The Rise of the Nanobrewery
At a time when bigger means better, why would a brewery choose to stay small?
The Highland Park neighborhood, Pittsburgh, Pennsylvania: a quiet haven within a bustling post-industrial city. A 380-acre public park, two reservoirs, lush residential streets, and amongst it all, CoStar Brewing.
At first glance, CoStar looks like a souped-up version of a home brewing system run out of someone’s garage. In fact, that’s exactly what it is. But CoStar is also an incorporated business that runs its operations out of a licensed commercial space. Founded by Jeff Hanna and Dominic Cincotta in 2012, CoStar brews beer on a rotating three barrel system and sells kegs to local bars. Both Hanna and Cincotta have full time jobs, which means that the brewing happens during 12-hour sessions on Saturdays.
The CoStar model is not new. Many breweries started this small (Dogfish Head, for example) and then gradually expanded to become national brands. Over the past five years, however, the industry has seen an explosion of breweries like CoStar, which have come to be known as nanobreweries.
A craft brewery produces less than 6 million barrels per year, while a microbrewery produces less than 15,000 barrels per year. Nanobreweries, however, remain undefined.
A craft brewery produces less than 6 million barrels per year, while a microbrewery produces less than 15,000 barrels per year. Nanobreweries, however, remain undefined. The general understanding of the term is that the brewery operates on a 3 barrel system or less–which for CoStar, translates to about a couple hundred barrels per year.
Why run a nanobrewery? Small batches and narrow brewing windows limit brewers in terms of variety and scale, and also limit their profit margins. But compared to microbreweries, the startup costs for licensing a small system are quite low, and the amount of space required is obviously much less. If a homebrewer is serious about becoming a professional brewer, opening a nanobrewery is a low-risk option for entering the industry.
Hoi Polloi in Berkeley, California, runs the same sized system as CoStar, but does not sell kegs to bars. Rather, they run a very small brew pub (just 20 seats) and sell pints of their own beer alongside several other California craft brews. At any given time, Hoi Polloi has 3 to 4 of their own beers on tap and about 10 guests brews.
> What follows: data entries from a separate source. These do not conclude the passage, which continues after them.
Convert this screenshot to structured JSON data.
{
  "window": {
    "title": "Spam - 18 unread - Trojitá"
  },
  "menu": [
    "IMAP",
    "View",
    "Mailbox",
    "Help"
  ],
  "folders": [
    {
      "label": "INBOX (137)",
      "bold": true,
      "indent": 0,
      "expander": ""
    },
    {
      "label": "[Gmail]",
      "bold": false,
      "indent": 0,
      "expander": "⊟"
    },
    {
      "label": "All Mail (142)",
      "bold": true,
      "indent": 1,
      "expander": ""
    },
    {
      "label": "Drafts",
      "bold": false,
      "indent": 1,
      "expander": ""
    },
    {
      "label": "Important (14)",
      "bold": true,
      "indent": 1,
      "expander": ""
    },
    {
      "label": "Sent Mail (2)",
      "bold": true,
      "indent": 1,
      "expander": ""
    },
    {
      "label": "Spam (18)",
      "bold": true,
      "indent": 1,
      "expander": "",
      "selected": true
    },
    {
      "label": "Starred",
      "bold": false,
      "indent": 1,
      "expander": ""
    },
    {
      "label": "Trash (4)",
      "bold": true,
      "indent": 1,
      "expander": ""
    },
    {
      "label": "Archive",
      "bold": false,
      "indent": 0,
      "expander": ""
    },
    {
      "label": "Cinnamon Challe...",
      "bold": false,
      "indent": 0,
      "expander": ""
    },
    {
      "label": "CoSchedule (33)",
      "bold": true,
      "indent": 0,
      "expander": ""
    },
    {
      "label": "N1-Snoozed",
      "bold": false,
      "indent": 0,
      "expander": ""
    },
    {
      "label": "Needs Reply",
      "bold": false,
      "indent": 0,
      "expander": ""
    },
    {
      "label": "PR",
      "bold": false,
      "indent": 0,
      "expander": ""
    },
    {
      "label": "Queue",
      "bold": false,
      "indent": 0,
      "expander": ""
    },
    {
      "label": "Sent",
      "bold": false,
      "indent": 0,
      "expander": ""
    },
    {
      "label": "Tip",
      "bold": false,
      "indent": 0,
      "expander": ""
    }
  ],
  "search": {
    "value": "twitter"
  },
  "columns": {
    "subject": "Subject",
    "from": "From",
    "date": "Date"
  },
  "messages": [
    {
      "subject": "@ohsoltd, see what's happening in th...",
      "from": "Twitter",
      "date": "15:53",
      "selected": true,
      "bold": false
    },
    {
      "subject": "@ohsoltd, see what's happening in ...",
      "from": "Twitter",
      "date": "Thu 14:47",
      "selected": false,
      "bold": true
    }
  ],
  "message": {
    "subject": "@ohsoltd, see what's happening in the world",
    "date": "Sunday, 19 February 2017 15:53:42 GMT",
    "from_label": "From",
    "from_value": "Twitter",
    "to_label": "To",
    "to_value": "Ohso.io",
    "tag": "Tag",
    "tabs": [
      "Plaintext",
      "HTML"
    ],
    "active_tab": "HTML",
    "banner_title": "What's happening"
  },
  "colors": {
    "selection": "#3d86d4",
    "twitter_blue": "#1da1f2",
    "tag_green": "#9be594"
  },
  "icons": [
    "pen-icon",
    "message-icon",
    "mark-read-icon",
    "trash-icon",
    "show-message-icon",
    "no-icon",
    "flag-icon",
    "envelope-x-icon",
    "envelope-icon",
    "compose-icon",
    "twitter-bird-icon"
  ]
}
Owner Viet Vu is a second-generation brewer who chose to open Hoi Polloi in its current location because the rent was right and he thought the neighborhood had potential; just as the CoStar garage becomes a hangout spot on brew days, Hoi Polloi has become a friendly gathering spot in an up-and-coming neighborhood.
The Lone Wolfe Brewing Company, located in Wolfeboro, New Hampshire, is a one barrel system run by Graham Combes and his wife Jen. With no distributor in place, they sell pints and growlers in their downtown tasting room. Wolfeboro, which sits on Lake Winnipesaukee, is a popular summer destination, but gets quite desolate in wintertime. In an area with a fluctuating population, a smaller production model makes the most economic sense. There is no need for Combes to be brewing as much in the winter. Rather than focusing on growth, Combes focuses on reading his market and meeting his community’s needs with a local, sustainably made, and delicious product.
While one might assume that nanobreweries are merely proofs-of-concept for larger operations, CoStar, Hoi Polloi, and The Lone Wolfe are all unique models that indicate otherwise. On their blog, CoStar writes “You probably can’t find our beer or haven’t heard of us… And that’s fine. We’re going to focus on our beer and finding new and interesting things to do with it.” All three of these breweries satisfy a community need in a unique way, and should be appreciated as such, rather than a means to an end. For these brewers, the nanobrewery is the end itself.